Kelly is always keeping me up to date with Bryce’s latest words of wisdom, which is great because it always jump-starts a conversation with Grandma. Bryce has become a fan of smoothies. I know this because he recently walked into our kitchen and asked if we could make one.
So when Kelly mentioned what happened the other night, I was not surprised. Apparently, after he had been in bed a long time and presumably asleep, Mark decided to whip out the blender and make himself a nice refreshing blend of fruit, yogurt, and juice. No sooner had the blended began to make its whirring sounds, Bryce showed up in the kitchen and announced, “I’m here for a smoothie!” He did not want to miss out on a treat.

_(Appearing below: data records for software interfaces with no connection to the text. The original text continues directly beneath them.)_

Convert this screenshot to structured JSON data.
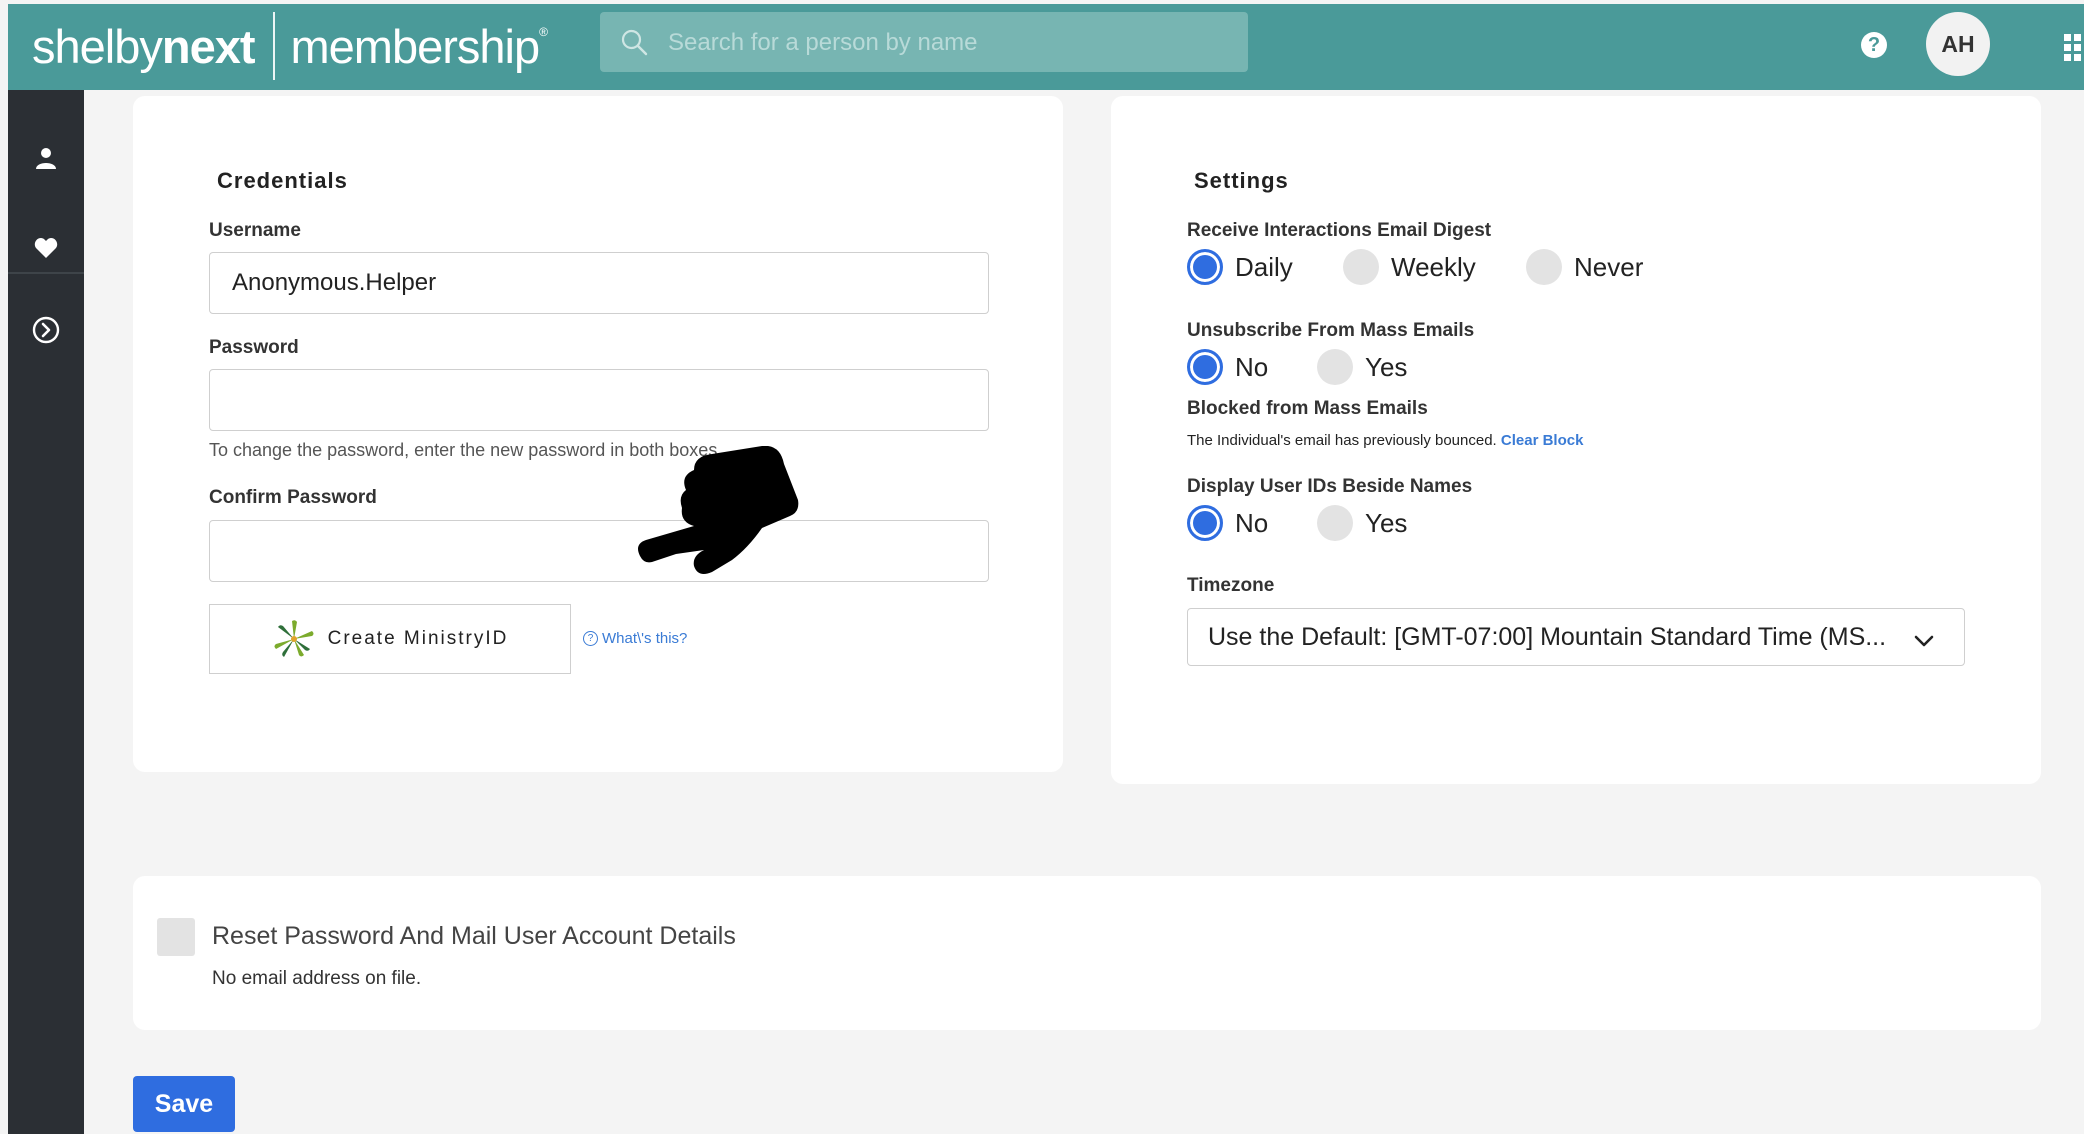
{
  "header": {
    "brand_part1": "shelby",
    "brand_part2": "next",
    "brand_product": "membership",
    "brand_reg": "®",
    "search_placeholder": "Search for a person by name",
    "help_label": "?",
    "avatar_initials": "AH"
  },
  "icons": {
    "search": "search-icon",
    "help": "help-icon",
    "apps": "apps-grid-icon",
    "sidebar": [
      "person-icon",
      "heart-icon",
      "chevron-right-circle-icon"
    ],
    "ministry_logo": "ministryid-logo-icon",
    "pointer": "pointing-hand-icon"
  },
  "credentials": {
    "title": "Credentials",
    "username_label": "Username",
    "username_value": "Anonymous.Helper",
    "password_label": "Password",
    "password_hint": "To change the password, enter the new password in both boxes.",
    "confirm_label": "Confirm Password",
    "create_ministry_label": "Create MinistryID",
    "whats_this_q": "?",
    "whats_this_label": "What\\'s this?"
  },
  "settings": {
    "title": "Settings",
    "digest_label": "Receive Interactions Email Digest",
    "digest_options": [
      "Daily",
      "Weekly",
      "Never"
    ],
    "digest_selected": "Daily",
    "unsubscribe_label": "Unsubscribe From Mass Emails",
    "unsubscribe_options": [
      "No",
      "Yes"
    ],
    "unsubscribe_selected": "No",
    "blocked_label": "Blocked from Mass Emails",
    "blocked_text": "The Individual's email has previously bounced.",
    "clear_block_label": "Clear Block",
    "display_ids_label": "Display User IDs Beside Names",
    "display_ids_options": [
      "No",
      "Yes"
    ],
    "display_ids_selected": "No",
    "timezone_label": "Timezone",
    "timezone_value": "Use the Default: [GMT-07:00] Mountain Standard Time (MS..."
  },
  "reset": {
    "title": "Reset Password And Mail User Account Details",
    "note": "No email address on file.",
    "checked": false
  },
  "actions": {
    "save_label": "Save"
  },
  "colors": {
    "header_bg": "#4a9a99",
    "sidebar_bg": "#2b2f34",
    "accent": "#2f6de0",
    "link": "#3a7bd5"
  }
}
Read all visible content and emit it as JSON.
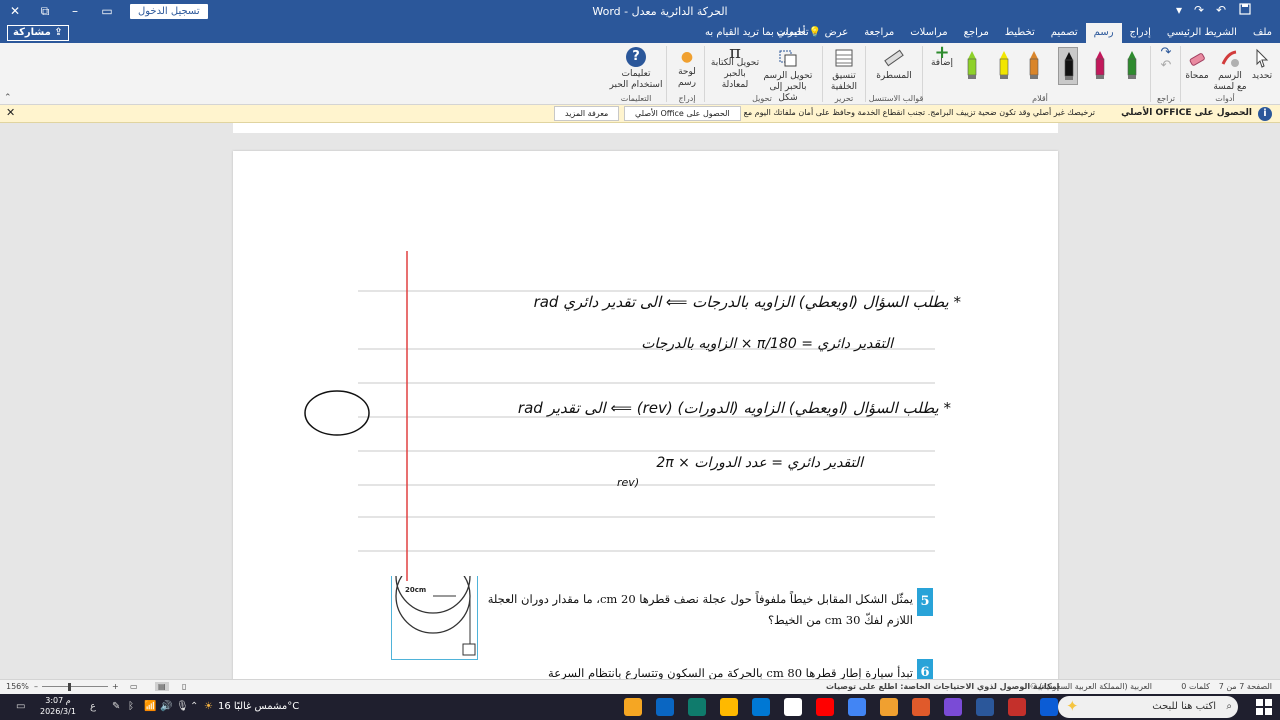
{
  "titlebar": {
    "title": "الحركة الدائرية معدل  -  Word",
    "signin": "تسجيل الدخول",
    "close": "✕",
    "minimize": "–",
    "maximize": "▭",
    "restore": "⧉"
  },
  "tabrow": {
    "share": "مشاركة",
    "tellme": "أخبرني بما تريد القيام به",
    "tabs": [
      "ملف",
      "الشريط الرئيسي",
      "إدراج",
      "رسم",
      "تصميم",
      "تخطيط",
      "مراجع",
      "مراسلات",
      "مراجعة",
      "عرض",
      "تعليمات"
    ],
    "active_tab": "رسم"
  },
  "ribbon": {
    "select": "تحديد",
    "draw_touch": "الرسم مع لمسة",
    "eraser": "ممحاة",
    "group_tools": "أدوات",
    "group_undo": "تراجع",
    "group_pens": "أقلام",
    "add": "إضافة",
    "ruler": "المسطرة",
    "group_stencils": "قوالب الاستنسل",
    "format_bg": "تنسيق الخلفية",
    "group_edit": "تحرير",
    "ink_to_shape": "تحويل الرسم بالحبر إلى شكل",
    "ink_to_math": "تحويل الكتابة بالحبر لمعادلة",
    "group_convert": "تحويل",
    "drawing_canvas": "لوحة رسم",
    "group_insert": "إدراج",
    "ink_help": "تعليمات استخدام الحبر",
    "group_help": "التعليمات",
    "pen_colors": [
      "#2e8b2e",
      "#c2185b",
      "#111111",
      "#d9852a",
      "#f2e600",
      "#8ed12a"
    ]
  },
  "infobar": {
    "title": "الحصول على OFFICE الأصلي",
    "message": "ترخيصك غير أصلي وقد تكون ضحية تزييف البرامج. تجنب انقطاع الخدمة وحافظ على أمان ملفاتك اليوم مع Office الأصلي.",
    "get_genuine": "الحصول على Office الأصلي",
    "learn_more": "معرفة المزيد"
  },
  "document": {
    "hw_line1": "* يطلب السؤال (اويعطي) الزاويه بالدرجات ⟸ الى تقدير دائري rad",
    "hw_line2": "التقدير دائري = π/180 × الزاويه بالدرجات",
    "hw_line3": "* يطلب السؤال (اويعطي) الزاويه (الدورات) (rev) ⟸ الى تقدير rad",
    "hw_line4": "التقدير دائري = عدد الدورات × 2π",
    "hw_line4b": "(rev",
    "q5_number": "5",
    "q5_text_line1": "يمثّل الشكل المقابل خيطاً ملفوفاً حول عجلة نصف قطرها 20 cm، ما مقدار دوران العجلة",
    "q5_text_line2": "اللازم لفكّ 30 cm من الخيط؟",
    "fig_label": "20cm",
    "q6_number": "6",
    "q6_partial": "تبدأ سيارة إطار قطرها 80 cm بالحركة من السكون وتتسارع بانتظام السرعة"
  },
  "statusbar": {
    "page": "الصفحة 7 من 7",
    "words": "0 كلمات",
    "language": "العربية (المملكة العربية السعودية)",
    "accessibility": "إمكانية الوصول لذوي الاحتياجات الخاصة: اطلع على توصيات",
    "zoom": "156%"
  },
  "taskbar": {
    "search_placeholder": "اكتب هنا للبحث",
    "time": "3:07 م",
    "date": "2026/3/1",
    "weather": "مشمس غالبًا  16°C",
    "lang": "ع",
    "app_colors": [
      "#0b5cd5",
      "#c4302b",
      "#2b579a",
      "#7a4bd6",
      "#e05a2b",
      "#f0a030",
      "#4285f4",
      "#ff0000",
      "#ffffff",
      "#0078d4",
      "#ffb900",
      "#0f7b6c",
      "#0a66c2",
      "#f5a623"
    ]
  }
}
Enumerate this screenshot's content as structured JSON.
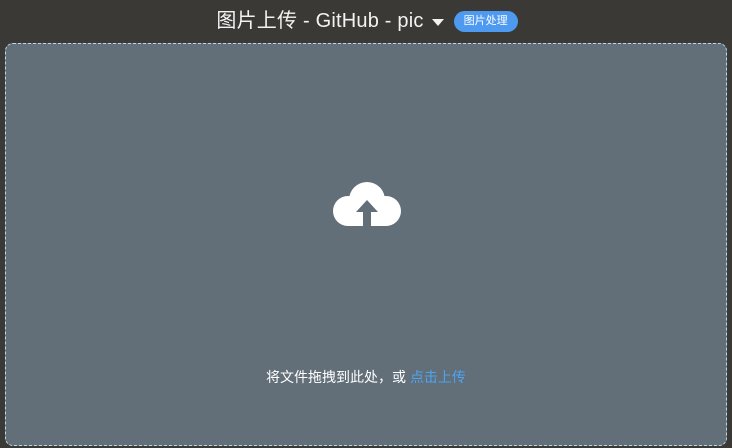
{
  "header": {
    "title": "图片上传 - GitHub - pic",
    "badge_label": "图片处理"
  },
  "dropzone": {
    "icon": "cloud-upload-icon",
    "hint_text": "将文件拖拽到此处，或 ",
    "hint_link": "点击上传"
  },
  "colors": {
    "background": "#3b3935",
    "dropzone_bg": "#626e78",
    "dropzone_border": "#b8d8ec",
    "accent": "#4e9af1",
    "link": "#4ea4f2"
  }
}
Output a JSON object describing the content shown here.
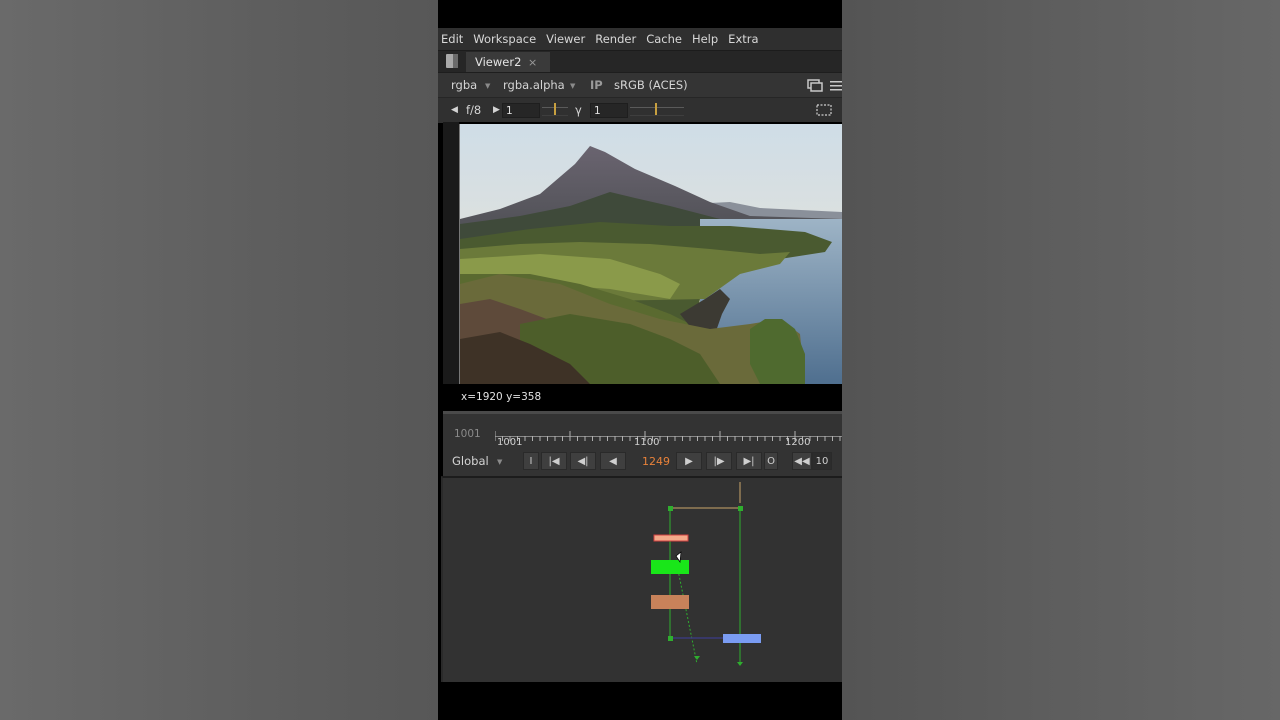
{
  "menu": [
    "Edit",
    "Workspace",
    "Viewer",
    "Render",
    "Cache",
    "Help",
    "Extra"
  ],
  "tab": {
    "title": "Viewer2",
    "close": "×"
  },
  "viewer_toolbar": {
    "channels": "rgba",
    "alpha_channel": "rgba.alpha",
    "ip_label": "IP",
    "colorspace": "sRGB (ACES)"
  },
  "gain_bar": {
    "fstop_label": "f/8",
    "gain_value": "1",
    "gamma_label": "γ",
    "gamma_value": "1"
  },
  "viewer": {
    "coords": "x=1920 y=358"
  },
  "timeline": {
    "start_frame": "1001",
    "ruler_labels": [
      "1001",
      "1100",
      "1200"
    ],
    "range_mode": "Global",
    "current_frame": "1249",
    "increment": "10",
    "in_label": "I",
    "out_label": "O"
  },
  "colors": {
    "frame_accent": "#e8823a",
    "node_read": "#f4a98a",
    "node_grade": "#19e619",
    "node_transform": "#c8825a",
    "node_merge": "#7a9cf2",
    "pipe_green": "#2fae2f",
    "pipe_tan": "#c9a56a"
  }
}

That reminded me of my youth, but back then, we were not drinkers of smoothies. In fact, I never heard of the word as a kid. Instead, I drank blizzards. A blizzard was a drink made famous by, I thought, Dairy Queen. My favorite flavor to get was a pineapple blizzard, but at home, we always made chocolate blizzards.
Here is the problem with its origination. According to their own website, “More than 175 million Blizzard® Treats sold in its first year,” but that year, on dairyqueen.com, was 1985. I was married, a mother of one child, and living in New York by then, but I specifically recall going to the Dairy Queen in Denville, either by car with the family (very rarely) or by bicycle with my friends (a ten mile ride)
So did Grandma invent the name, and the recipe (ice cream, milk, and Bosco chocolate syrup), and then sell it to Dairy Queen? If so, where is the money for her invention?
Inquiring minds need to know the answer to this mystery!